For a programmer it is just counterintuitive, and it doesn't serve any purpose.
The & operator is defined to do a bitwise and, when you overload it and give it a different meaning this is very confusing.

Re: Small bug in Stockfish passed pawn evaluation?

Posted: Fri Jul 10, 2015 1:54 pm
by vittyvirus
Joost Buijs wrote:
Joerg Oster wrote: That's quite funny, because for me as a non-programmer this was rather easy to understand.
And I find it far better readable code than to always write "SquareBB[square]" ...
For a programmer it is just counterintuitive, and it doesn't serve any purpose.
The & operator is defined to do a bitwise and, when you overload it and give it a different meaning this is very confusing.
Infact it's very useful.
1. It helps in writing short, concise code.
2. There can be bugs (and I've seen them) like doing x & sq instead of x & SqMask[sq]
3. It's extensible. For example, 1ULL << sq might be faster than SqMask[sq]. You just need to change few lines of code.
4. There are intrinsics for checking whether a given bit is set or not. You only need to change couple of lines of code to use those intrinsics.

Re: Small bug in Stockfish passed pawn evaluation?

Posted: Fri Jul 10, 2015 3:06 pm
by kbhearn
vittyvirus wrote:
Joost Buijs wrote:
Joerg Oster wrote: That's quite funny, because for me as a non-programmer this was rather easy to understand.
And I find it far better readable code than to always write "SquareBB[square]" ...
For a programmer it is just counterintuitive, and it doesn't serve any purpose.
The & operator is defined to do a bitwise and, when you overload it and give it a different meaning this is very confusing.
Infact it's very useful.
1. It helps in writing short, concise code.
2. There can be bugs (and I've seen them) like doing x & sq instead of x & SqMask[sq]
3. It's extensible. For example, 1ULL << sq might be faster than SqMask[sq]. You just need to change few lines of code.
4. There are intrinsics for checking whether a given bit is set or not.

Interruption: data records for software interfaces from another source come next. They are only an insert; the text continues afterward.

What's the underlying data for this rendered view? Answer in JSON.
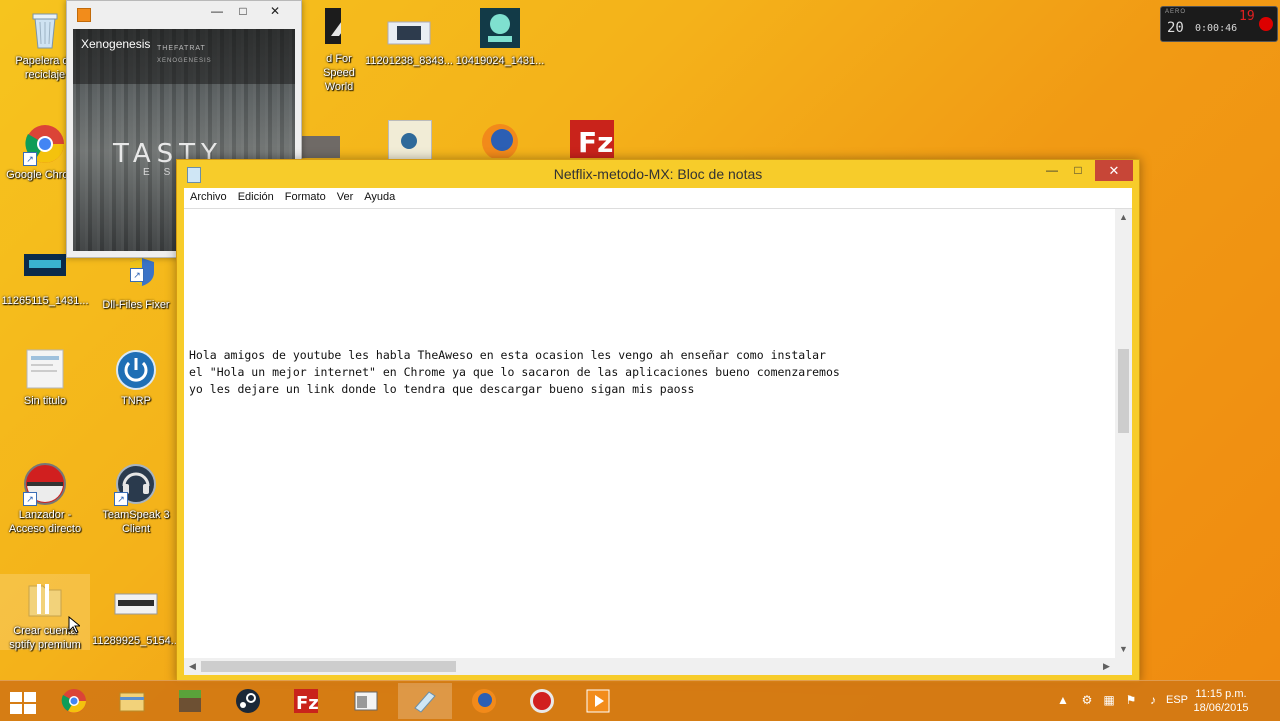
{
  "desktop": {
    "icons": [
      {
        "label": "Papelera de reciclaje"
      },
      {
        "label": "Google Chrome"
      },
      {
        "label": "11265115_1431..."
      },
      {
        "label": "Sin titulo"
      },
      {
        "label": "Lanzador - Acceso directo"
      },
      {
        "label": "Crear cuenta sptify premium"
      },
      {
        "label": "Dll-Files Fixer"
      },
      {
        "label": "TNRP"
      },
      {
        "label": "TeamSpeak 3 Client"
      },
      {
        "label": "11289925_5154..."
      },
      {
        "label": "d For Speed World"
      },
      {
        "label": "11201238_8343..."
      },
      {
        "label": "10419024_1431..."
      }
    ]
  },
  "widget": {
    "label": "AERO",
    "left_value": "20",
    "time": "0:00:46",
    "right_value": "19"
  },
  "player": {
    "track_title": "Xenogenesis",
    "artist": "THEFATRAT",
    "album_sub": "XENOGENESIS",
    "art_big_text": "TASTY",
    "art_small_text": "EST"
  },
  "notepad": {
    "title": "Netflix-metodo-MX: Bloc de notas",
    "menu": [
      "Archivo",
      "Edición",
      "Formato",
      "Ver",
      "Ayuda"
    ],
    "lines": [
      "Hola amigos de youtube les habla TheAweso en esta ocasion les vengo ah enseñar como instalar",
      "el \"Hola un mejor internet\" en Chrome ya que lo sacaron de las aplicaciones bueno comenzaremos",
      "yo les dejare un link donde lo tendra que descargar bueno sigan mis paoss"
    ]
  },
  "taskbar": {
    "apps": [
      "start",
      "chrome",
      "file-explorer",
      "minecraft",
      "steam",
      "filezilla",
      "notepad-window",
      "notepad",
      "firefox",
      "record",
      "media-player"
    ],
    "language": "ESP",
    "time": "11:15 p.m.",
    "date": "18/06/2015"
  },
  "colors": {
    "desktop_bg": "#f4b21a",
    "close_button": "#c74637",
    "notepad_frame": "#f7cc2a"
  }
}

You only need to change couple of lines of code to use those intrinsics.
all of those advantages can be gained with a named member function instead of an operator, with none of the downside of breaking expected functionality of an operator.

Re: Small bug in Stockfish passed pawn evaluation?

Posted: Fri Jul 10, 2015 3:55 pm
by Joost Buijs
kbhearn wrote:
vittyvirus wrote:
Joost Buijs wrote:
Joerg Oster wrote: That's quite funny, because for me as a non-programmer this was rather easy to understand.
And I find it far better readable code than to always write "SquareBB[square]" ...
For a programmer it is just counterintuitive, and it doesn't serve any purpose.
The & operator is defined to do a bitwise and, when you overload it and give it a different meaning this is very confusing.
Infact it's very useful.
1. It helps in writing short, concise code.
2. There can be bugs (and I've seen them) like doing x & sq instead of x & SqMask[sq]
3. It's extensible. For example, 1ULL << sq might be faster than SqMask[sq]. You just need to change few lines of code.
4. There are intrinsics for checking whether a given bit is set or not. You only need to change couple of lines of code to use those intrinsics.
all of those advantages can be gained with a named member function instead of an operator, with none of the downside of breaking expected functionality of an operator.
Indeed, a member function or even a simple macro can do the same without the need to redefine an operator.